WE have sketched, elsewhere, the elements of the beautiful in a tree. Let us glance for a few moments at the beautiful in ground.

We may have readers who think themselves not devoid of some taste for nature, but who have never thought of looking for beauty in the mere surface of the earth, whether in a natural landscape, or in ornamental grounds. Their idea of beauty is, for the most part, attached to the foliage and verdure, the streams of water, the high hills and the deep valleys, that make up the landscape. A meadow is to them but a meadow, and a ploughed field is but the same thing in a rough state. And yet there is a great and enduring interest, to a refined and artistic eye, in the mere surface of the ground. There is a sense of pleasure awakened by the pleasing lines into which yonder sloping bank of turf steals away from the eye, and a sense of ugliness and harshness, by the raw and broken outline of the abandoned quarry on the hillside, which hardly any one can be so obtuse as not to see and feel. Yet the finer gradations are nearly overlooked, and the charm of beautiful surface in a lawn is seldom or never considered in selecting a new site or improving an old one.

We believe artists and men of taste have agreed that all forms of acknowledged beauty are composed of curved lines; and we may add to this, that the more gentle and gradual the curves, or rather the farther they are removed from those hard and forcible lines which denote violence, the more beautiful are they.

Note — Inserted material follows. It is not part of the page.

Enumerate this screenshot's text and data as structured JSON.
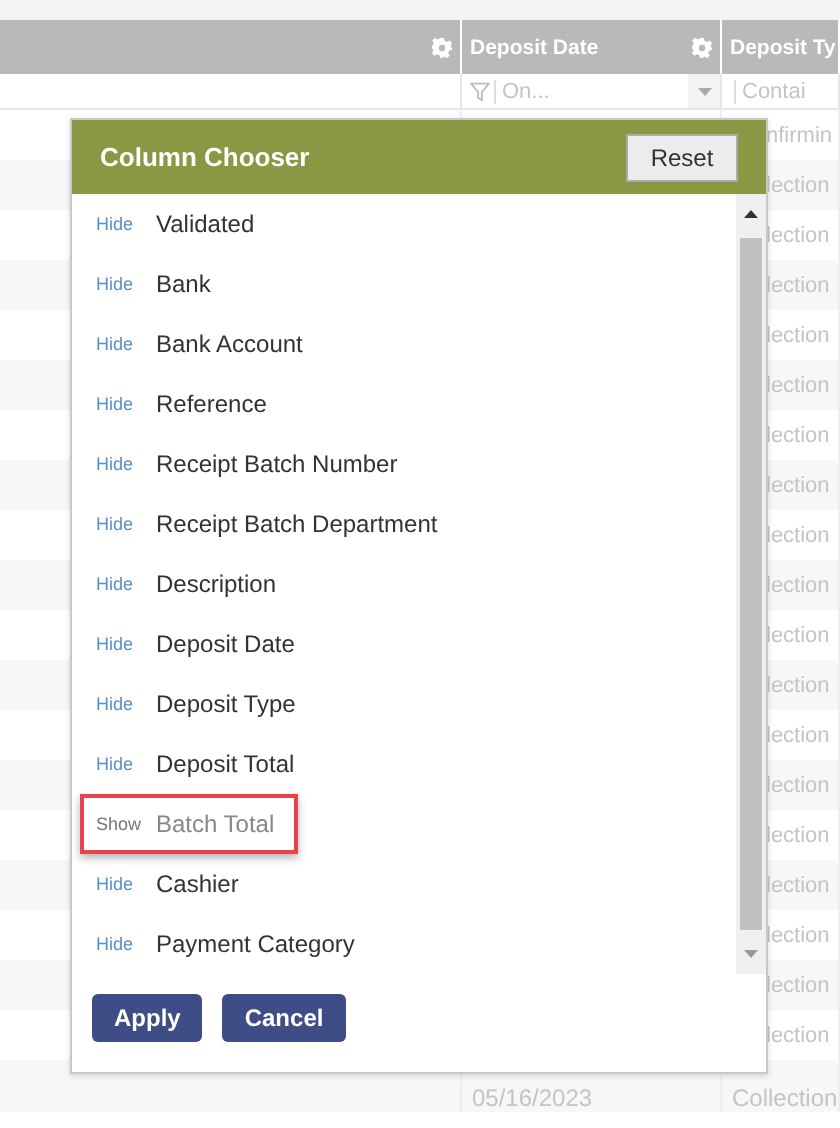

The principle applies as well to the surface of the earth as to other objects. The most beautiful shape in ground is that where one undulation melts gradually and insensibly into another. Every one who has observed scenery where the foregrounds were remarkable for beauty, must have been struck by this prevalence of curved lines; and every landscape gardener well knows that no grassy surface is so captivating to the eye, as one where these gentle swells and undulations rise and melt away gradually into one another. Some poet, happy in his fancy, has called such bits of grassy slopes and swells, "earth's smiles;" and when the effect of the beauty and form of outline is heightened by the pleasing gradation of light and shade, caused by the sun's light, variously reflected by such undulations of lawn, the simile seems strikingly appropriate.

With every change of position the outlines vary, and the lights and shades vary with them, so that the eye is doubly pleased by the beauty of form and chiaro-oscuro, in a lawn with gracefully undulating surface.

* Original date of March, 1852.

A flat or level surface is considered beautiful by many persons, though it has no beauty in itself. It is, in fact, chiefly valued because it evinces art. Though there is no positive beauty in a straight or level line, it is often interesting as expressive of power, and we feel as much awed by the boundless prairie or desert, as by the lofty snow-capped hill. On a smaller scale, a level surface is sometimes agreeable in the midst of a rude and wild country by way of contrast, as a small, level garden in the Alps will sometimes attract one astonishingly, that would be passed by, unnoticed, in the midst of a flat and cultivated country.

Hence, as there are a thousand men who value power, where there is one who can feel beauty, we see all ignorant persons who set about embellishing their pleasure-grounds, or even the site for a home, immediately commence levelling the surface. Once brought to this level, improvement can go no further, according to their views, since to subjugate or level, is the whole aim of man's ambition. Once levelled, you may give to grounds, or even to a whole landscape, according to their theory, as much beauty as you like. It is only a question of expense.

This is a fearful fallacy, however; fearful, oftentimes, to both the eye and the purse. If a dead level were the thing needful to constitute beauty of surface, then all Holland would be the Arcadia of landscape painters; and while Claude, condemned to tame Italy, would have painted the interior of inns, and groups of boors drinking (vide the Dutch School of art), Teniers, living in the dead level of his beautiful nature, would have bequeathed to the world pictures of his native land, full of the loveliness of meadows smooth as a carpet, or enlivened only by pollard willows and stagnant canals. It is not the less fearful to see, as we have often seen in this country, where new places are continually made, a finely varied outline of ground utterly spoiled by being graded for the mansion and its surrounding lawn, at an expense which would have curved all the walks, and filled the grounds with the finest trees and shrubs, if their surface had been left nearly or quite as nature formed it. Not much better, or even far worse, is the foolish fancy many persons have of terracing every piece of sloping ground, as a mere matter of ornament, where no terrace is needed.

It may be pretty safely said that a terrace is always ugly unless it is on a large scale and is treated with dignity so as to become part of the building itself, or more properly be supposed to belong to it than to the grounds, like the fine, architectural terraces which surround the old English mansions. But little gardens thrown up into terraces, are devoid of all beauty whatever, though they may often be rendered more useful or available in this way.